Material shown>
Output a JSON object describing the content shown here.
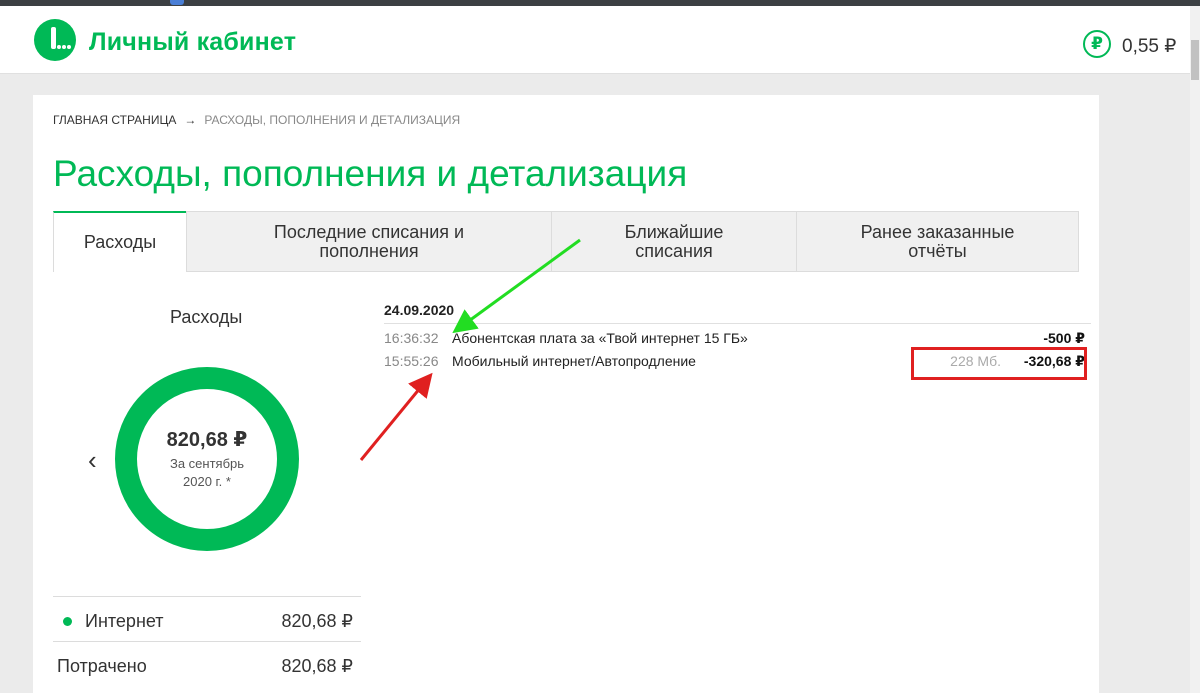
{
  "header": {
    "title": "Личный кабинет",
    "balance": "0,55 ₽",
    "balance_icon": "ruble-icon"
  },
  "breadcrumb": {
    "home": "Главная страница",
    "separator": "→",
    "current": "Расходы, пополнения и детализация"
  },
  "page_title": "Расходы, пополнения и детализация",
  "tabs": [
    {
      "label_1": "Расходы",
      "label_2": ""
    },
    {
      "label_1": "Последние списания и",
      "label_2": "пополнения"
    },
    {
      "label_1": "Ближайшие",
      "label_2": "списания"
    },
    {
      "label_1": "Ранее заказанные",
      "label_2": "отчёты"
    }
  ],
  "expenses": {
    "title": "Расходы",
    "nav_prev": "‹",
    "total": "820,68 ₽",
    "period_1": "За сентябрь",
    "period_2": "2020 г. *",
    "summary": [
      {
        "label": "Интернет",
        "value": "820,68 ₽"
      },
      {
        "label": "Потрачено",
        "value": "820,68 ₽"
      }
    ]
  },
  "details": {
    "date": "24.09.2020",
    "transactions": [
      {
        "time": "16:36:32",
        "description": "Абонентская плата за «Твой интернет 15 ГБ»",
        "volume": "",
        "amount": "-500 ₽"
      },
      {
        "time": "15:55:26",
        "description": "Мобильный интернет/Автопродление",
        "volume": "228 Мб.",
        "amount": "-320,68 ₽"
      }
    ]
  },
  "colors": {
    "brand_green": "#00b956",
    "annotation_green": "#22dd22",
    "annotation_red": "#e02020"
  }
}
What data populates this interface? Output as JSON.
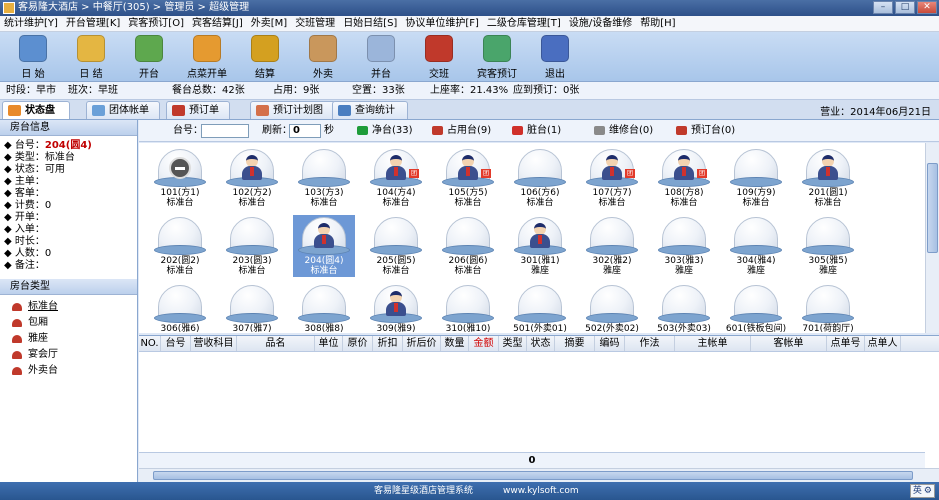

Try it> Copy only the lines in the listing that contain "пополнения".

Reply>
    "current": "Расходы, пополнения и детализация"
  "page_title": "Расходы, пополнения и детализация",
      "label_2": "пополнения"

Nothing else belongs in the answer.